::: Exercise data

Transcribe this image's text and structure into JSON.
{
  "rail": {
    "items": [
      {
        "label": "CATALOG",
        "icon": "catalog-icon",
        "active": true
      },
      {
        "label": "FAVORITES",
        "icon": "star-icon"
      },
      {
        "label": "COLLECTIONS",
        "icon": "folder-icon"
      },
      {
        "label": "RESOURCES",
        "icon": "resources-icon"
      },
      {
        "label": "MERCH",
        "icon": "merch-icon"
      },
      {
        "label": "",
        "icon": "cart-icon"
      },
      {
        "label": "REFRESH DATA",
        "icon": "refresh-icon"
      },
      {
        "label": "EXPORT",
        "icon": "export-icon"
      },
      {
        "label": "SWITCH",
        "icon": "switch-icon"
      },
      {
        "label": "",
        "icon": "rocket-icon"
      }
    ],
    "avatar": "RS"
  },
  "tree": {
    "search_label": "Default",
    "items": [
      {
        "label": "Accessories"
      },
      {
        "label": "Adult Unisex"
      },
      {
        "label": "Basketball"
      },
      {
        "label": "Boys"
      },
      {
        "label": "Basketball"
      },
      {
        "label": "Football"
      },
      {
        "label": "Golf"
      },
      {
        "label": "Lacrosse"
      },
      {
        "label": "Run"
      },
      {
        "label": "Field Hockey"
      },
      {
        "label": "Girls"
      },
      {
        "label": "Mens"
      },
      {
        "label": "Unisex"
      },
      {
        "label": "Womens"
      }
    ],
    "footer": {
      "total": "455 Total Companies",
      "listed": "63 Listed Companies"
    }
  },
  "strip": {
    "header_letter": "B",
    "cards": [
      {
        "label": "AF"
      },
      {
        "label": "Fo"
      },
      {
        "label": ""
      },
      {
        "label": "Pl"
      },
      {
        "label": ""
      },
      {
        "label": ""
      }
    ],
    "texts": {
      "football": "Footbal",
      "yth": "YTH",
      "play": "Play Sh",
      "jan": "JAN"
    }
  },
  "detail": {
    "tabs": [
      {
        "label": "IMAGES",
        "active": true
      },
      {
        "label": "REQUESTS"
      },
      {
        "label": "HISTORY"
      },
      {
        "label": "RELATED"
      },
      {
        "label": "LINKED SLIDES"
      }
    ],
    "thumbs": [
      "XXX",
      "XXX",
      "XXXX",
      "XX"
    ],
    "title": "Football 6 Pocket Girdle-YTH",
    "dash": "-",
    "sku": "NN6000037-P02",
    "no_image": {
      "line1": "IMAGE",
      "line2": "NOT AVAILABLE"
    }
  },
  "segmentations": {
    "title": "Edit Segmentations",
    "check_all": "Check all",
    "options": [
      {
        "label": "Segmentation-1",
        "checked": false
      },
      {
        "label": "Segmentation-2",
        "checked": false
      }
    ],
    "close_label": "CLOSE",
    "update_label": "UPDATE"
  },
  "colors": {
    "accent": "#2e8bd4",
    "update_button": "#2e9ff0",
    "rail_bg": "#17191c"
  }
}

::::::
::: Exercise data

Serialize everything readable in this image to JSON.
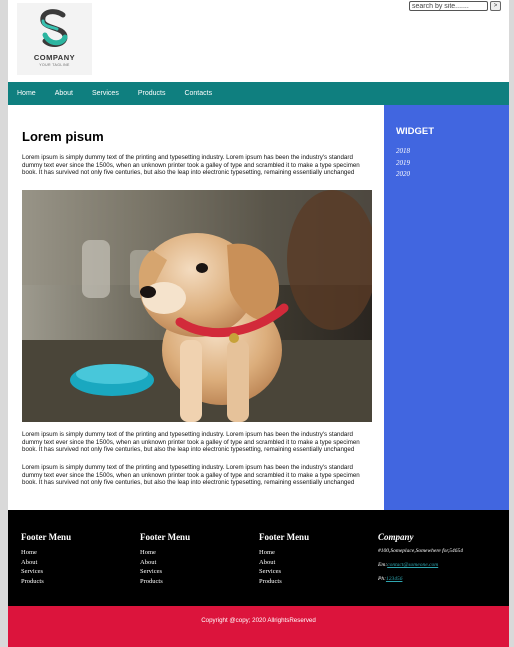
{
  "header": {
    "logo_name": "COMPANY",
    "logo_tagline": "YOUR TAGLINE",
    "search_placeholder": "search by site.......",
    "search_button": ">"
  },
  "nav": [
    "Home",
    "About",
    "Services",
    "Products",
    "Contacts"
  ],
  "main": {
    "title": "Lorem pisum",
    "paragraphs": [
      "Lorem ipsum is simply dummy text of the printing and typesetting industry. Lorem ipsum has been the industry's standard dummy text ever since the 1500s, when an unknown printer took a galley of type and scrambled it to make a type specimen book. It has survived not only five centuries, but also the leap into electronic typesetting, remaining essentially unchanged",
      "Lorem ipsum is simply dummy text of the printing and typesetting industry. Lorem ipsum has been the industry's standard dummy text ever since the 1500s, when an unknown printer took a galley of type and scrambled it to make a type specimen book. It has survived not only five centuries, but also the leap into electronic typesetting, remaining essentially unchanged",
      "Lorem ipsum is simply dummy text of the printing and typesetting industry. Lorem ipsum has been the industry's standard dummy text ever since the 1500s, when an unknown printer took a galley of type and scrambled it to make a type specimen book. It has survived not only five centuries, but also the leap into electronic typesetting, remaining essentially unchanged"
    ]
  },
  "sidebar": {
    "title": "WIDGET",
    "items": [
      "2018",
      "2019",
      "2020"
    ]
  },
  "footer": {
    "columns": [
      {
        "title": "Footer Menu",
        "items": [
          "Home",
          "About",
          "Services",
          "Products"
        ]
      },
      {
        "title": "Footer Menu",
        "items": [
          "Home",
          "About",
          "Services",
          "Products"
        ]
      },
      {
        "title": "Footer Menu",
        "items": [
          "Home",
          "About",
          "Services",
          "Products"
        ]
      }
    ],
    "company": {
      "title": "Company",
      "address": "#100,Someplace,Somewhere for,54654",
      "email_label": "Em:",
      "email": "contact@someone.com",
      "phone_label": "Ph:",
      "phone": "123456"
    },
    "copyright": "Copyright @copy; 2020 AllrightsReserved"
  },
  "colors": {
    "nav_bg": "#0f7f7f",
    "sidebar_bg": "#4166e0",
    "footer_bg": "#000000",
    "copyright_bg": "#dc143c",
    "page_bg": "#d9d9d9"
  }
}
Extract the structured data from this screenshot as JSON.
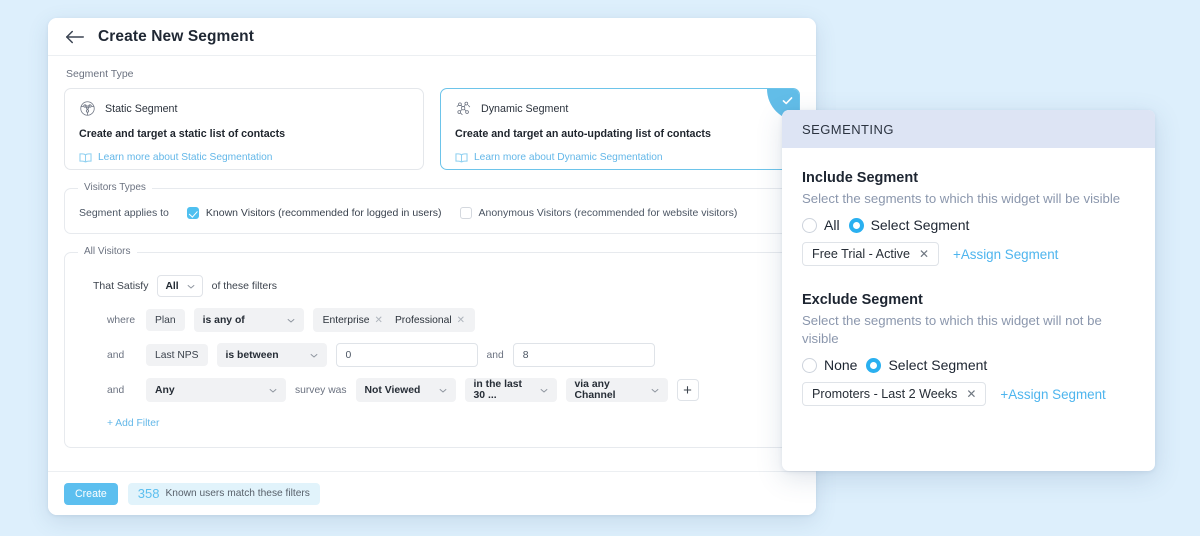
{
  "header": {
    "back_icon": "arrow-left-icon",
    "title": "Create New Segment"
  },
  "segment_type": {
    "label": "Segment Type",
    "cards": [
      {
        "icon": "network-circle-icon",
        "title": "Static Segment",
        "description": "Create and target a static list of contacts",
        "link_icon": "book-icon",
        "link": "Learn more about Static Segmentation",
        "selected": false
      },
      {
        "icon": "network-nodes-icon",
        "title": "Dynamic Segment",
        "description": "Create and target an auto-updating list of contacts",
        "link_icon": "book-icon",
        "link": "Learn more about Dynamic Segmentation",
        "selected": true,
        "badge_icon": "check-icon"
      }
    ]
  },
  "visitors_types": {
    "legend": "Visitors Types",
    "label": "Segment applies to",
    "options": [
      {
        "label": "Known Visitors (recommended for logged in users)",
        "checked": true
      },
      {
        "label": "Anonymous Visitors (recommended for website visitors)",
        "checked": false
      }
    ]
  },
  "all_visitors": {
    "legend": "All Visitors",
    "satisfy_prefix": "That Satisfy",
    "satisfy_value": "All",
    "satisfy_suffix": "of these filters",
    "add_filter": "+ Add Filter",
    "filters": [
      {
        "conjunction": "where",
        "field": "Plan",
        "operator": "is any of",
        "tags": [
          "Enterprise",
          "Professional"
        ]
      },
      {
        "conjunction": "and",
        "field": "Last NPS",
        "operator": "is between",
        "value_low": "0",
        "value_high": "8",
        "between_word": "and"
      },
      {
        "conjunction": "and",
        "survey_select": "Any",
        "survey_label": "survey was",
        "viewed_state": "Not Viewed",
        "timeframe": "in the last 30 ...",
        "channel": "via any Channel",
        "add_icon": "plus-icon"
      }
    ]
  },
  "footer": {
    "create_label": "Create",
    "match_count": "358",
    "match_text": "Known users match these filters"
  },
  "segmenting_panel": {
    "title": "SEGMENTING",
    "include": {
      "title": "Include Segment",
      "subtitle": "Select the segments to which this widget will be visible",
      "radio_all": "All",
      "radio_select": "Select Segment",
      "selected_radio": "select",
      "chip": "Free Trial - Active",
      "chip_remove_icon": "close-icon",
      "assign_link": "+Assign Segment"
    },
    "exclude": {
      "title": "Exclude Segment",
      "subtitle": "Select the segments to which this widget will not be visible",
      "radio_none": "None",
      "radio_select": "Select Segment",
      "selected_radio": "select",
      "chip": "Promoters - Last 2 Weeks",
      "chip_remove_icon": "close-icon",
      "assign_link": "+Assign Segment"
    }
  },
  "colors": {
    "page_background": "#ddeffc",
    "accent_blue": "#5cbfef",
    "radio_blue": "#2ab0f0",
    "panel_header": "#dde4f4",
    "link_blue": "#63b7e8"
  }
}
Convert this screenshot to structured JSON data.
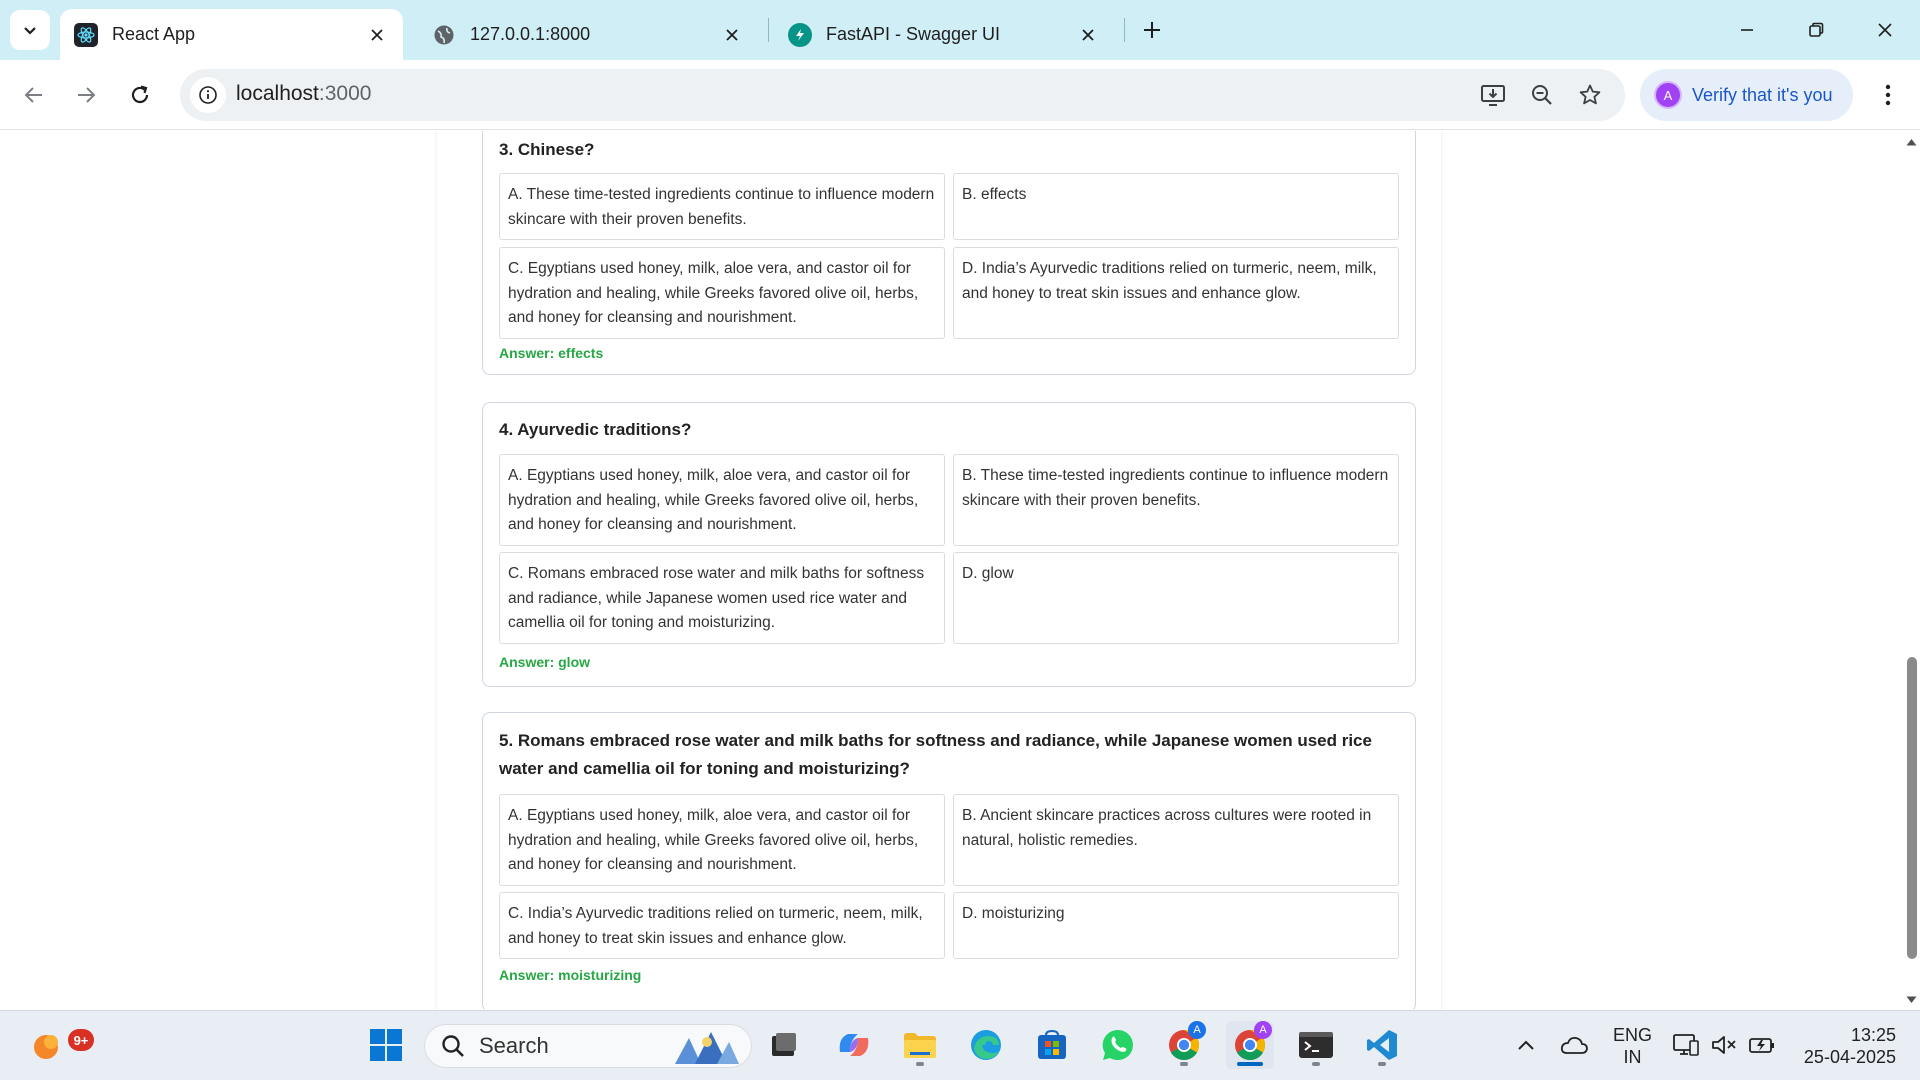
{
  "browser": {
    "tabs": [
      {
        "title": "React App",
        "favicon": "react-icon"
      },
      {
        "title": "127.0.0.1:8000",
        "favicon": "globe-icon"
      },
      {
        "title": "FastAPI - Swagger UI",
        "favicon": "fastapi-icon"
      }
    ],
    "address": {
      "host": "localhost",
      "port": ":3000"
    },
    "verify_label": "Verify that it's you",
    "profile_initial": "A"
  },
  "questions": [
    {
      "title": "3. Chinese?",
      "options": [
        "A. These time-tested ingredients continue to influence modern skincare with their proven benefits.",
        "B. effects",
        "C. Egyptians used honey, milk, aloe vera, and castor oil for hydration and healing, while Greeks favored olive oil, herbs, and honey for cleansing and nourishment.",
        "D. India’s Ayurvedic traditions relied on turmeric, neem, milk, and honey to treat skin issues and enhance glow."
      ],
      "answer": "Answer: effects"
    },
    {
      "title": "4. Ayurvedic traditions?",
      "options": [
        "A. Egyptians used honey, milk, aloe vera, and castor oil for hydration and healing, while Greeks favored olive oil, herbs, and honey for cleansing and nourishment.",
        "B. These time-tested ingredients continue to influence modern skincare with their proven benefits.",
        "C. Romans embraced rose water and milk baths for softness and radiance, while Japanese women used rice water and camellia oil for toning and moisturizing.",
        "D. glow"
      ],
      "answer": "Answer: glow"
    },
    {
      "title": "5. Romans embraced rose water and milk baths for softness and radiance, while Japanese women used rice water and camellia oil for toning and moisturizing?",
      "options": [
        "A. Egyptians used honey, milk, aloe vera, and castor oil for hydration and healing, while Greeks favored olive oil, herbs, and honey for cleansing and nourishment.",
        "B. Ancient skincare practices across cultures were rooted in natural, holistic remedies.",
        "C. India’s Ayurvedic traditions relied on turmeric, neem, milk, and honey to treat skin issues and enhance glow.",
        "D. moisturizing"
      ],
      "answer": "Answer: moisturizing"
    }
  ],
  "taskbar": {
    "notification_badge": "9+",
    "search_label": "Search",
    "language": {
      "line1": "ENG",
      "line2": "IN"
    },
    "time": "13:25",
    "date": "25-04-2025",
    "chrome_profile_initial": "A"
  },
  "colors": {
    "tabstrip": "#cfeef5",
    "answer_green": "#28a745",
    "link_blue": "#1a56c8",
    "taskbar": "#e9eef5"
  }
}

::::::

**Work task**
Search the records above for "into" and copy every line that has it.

**Answer to this exercise**
Transcribe this image's text and structure into JSON.
      "Lorem ipsum is simply dummy text of the printing and typesetting industry. Lorem ipsum has been the industry's standard dummy text ever since the 1500s, when an unknown printer took a galley of type and scrambled it to make a type specimen book. It has survived not only five centuries, but also the leap into electronic typesetting, remaining essentially unchanged",
      "Lorem ipsum is simply dummy text of the printing and typesetting industry. Lorem ipsum has been the industry's standard dummy text ever since the 1500s, when an unknown printer took a galley of type and scrambled it to make a type specimen book. It has survived not only five centuries, but also the leap into electronic typesetting, remaining essentially unchanged",
      "Lorem ipsum is simply dummy text of the printing and typesetting industry. Lorem ipsum has been the industry's standard dummy text ever since the 1500s, when an unknown printer took a galley of type and scrambled it to make a type specimen book. It has survived not only five centuries, but also the leap into electronic typesetting, remaining essentially unchanged"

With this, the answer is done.